Your objective -> For each line below, check for the word "Fullerton", then state how many lines contain it, with no other output.

---------- Material provided ----------

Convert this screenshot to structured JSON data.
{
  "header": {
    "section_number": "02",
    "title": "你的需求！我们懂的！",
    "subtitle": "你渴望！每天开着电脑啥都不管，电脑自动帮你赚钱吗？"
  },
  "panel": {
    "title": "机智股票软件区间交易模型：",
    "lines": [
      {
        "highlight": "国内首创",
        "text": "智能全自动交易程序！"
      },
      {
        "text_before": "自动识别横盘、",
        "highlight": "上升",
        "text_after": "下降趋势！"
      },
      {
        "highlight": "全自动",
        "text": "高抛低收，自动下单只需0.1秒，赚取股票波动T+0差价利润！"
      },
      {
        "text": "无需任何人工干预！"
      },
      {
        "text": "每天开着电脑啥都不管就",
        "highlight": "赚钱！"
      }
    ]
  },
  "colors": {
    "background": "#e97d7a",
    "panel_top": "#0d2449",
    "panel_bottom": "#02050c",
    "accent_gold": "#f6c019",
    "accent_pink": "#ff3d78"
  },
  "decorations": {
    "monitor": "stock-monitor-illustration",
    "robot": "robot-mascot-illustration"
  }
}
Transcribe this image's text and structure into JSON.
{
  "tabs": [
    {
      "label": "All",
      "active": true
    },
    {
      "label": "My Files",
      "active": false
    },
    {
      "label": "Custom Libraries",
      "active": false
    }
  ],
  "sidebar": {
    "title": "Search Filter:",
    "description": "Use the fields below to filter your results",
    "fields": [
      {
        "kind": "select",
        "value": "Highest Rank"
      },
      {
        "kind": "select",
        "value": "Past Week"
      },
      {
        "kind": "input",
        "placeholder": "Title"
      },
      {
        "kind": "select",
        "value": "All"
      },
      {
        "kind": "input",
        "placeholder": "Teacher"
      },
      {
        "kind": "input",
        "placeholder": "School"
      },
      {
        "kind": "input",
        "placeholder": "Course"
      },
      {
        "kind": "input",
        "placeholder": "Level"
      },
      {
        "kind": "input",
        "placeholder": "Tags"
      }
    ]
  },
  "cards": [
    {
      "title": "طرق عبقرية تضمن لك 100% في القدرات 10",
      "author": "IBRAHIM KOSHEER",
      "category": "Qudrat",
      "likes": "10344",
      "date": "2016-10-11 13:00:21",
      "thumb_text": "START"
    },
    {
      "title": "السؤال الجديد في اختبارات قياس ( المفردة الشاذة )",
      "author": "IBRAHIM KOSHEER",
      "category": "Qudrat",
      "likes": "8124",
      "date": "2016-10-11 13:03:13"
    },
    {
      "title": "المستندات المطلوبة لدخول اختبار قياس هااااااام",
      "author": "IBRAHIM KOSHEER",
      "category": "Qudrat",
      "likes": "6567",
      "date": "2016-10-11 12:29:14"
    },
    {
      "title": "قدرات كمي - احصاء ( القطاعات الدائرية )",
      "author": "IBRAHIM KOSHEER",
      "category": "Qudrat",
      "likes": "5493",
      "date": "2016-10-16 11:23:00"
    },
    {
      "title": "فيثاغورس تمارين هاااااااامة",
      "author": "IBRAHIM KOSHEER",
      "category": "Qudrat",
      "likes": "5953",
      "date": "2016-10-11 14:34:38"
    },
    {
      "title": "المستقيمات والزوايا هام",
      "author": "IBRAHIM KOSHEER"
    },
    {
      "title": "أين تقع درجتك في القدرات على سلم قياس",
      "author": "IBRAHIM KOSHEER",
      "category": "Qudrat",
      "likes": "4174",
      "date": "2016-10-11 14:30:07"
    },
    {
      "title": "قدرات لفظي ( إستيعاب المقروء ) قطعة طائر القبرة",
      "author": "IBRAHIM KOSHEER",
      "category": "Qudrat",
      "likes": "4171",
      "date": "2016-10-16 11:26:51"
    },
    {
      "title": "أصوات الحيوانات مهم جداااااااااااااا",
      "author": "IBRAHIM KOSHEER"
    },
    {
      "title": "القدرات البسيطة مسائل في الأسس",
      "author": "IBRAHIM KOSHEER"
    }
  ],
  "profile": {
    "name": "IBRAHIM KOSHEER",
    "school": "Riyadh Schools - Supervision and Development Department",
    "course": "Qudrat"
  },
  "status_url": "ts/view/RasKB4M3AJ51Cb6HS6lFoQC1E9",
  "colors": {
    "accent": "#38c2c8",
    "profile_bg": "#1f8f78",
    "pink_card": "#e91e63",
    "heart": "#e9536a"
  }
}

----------
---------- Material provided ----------

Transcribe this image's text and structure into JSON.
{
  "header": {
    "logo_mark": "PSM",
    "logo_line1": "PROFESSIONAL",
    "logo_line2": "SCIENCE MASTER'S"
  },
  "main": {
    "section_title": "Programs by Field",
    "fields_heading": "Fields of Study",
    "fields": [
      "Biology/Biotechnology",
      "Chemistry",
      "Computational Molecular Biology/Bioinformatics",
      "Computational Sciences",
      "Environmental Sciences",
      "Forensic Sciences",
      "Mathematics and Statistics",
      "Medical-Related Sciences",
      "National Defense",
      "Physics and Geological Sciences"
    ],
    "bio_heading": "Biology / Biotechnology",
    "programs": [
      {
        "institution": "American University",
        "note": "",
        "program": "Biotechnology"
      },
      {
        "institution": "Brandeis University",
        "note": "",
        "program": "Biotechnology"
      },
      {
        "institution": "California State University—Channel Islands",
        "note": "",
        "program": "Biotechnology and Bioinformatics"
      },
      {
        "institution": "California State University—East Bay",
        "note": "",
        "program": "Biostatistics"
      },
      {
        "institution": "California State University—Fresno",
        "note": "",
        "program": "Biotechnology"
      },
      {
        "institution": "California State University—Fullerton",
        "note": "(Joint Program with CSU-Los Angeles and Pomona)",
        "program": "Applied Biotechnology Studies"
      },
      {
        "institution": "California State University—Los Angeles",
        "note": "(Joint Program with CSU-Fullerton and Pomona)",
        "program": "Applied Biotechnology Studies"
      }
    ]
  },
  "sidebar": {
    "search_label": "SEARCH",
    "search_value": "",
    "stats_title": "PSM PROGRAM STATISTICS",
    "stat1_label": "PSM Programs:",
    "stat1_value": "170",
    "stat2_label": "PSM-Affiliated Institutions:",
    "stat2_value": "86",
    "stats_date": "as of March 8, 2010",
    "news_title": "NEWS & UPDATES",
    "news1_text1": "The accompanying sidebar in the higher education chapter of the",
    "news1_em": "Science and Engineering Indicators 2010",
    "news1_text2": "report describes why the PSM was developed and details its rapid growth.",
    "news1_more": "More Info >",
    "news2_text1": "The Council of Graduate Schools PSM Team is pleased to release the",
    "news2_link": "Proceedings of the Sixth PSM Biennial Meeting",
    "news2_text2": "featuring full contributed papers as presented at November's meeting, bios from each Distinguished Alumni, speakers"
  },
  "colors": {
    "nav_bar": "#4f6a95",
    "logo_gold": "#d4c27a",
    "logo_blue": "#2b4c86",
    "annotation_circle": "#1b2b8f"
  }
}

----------

Exercise output -> 2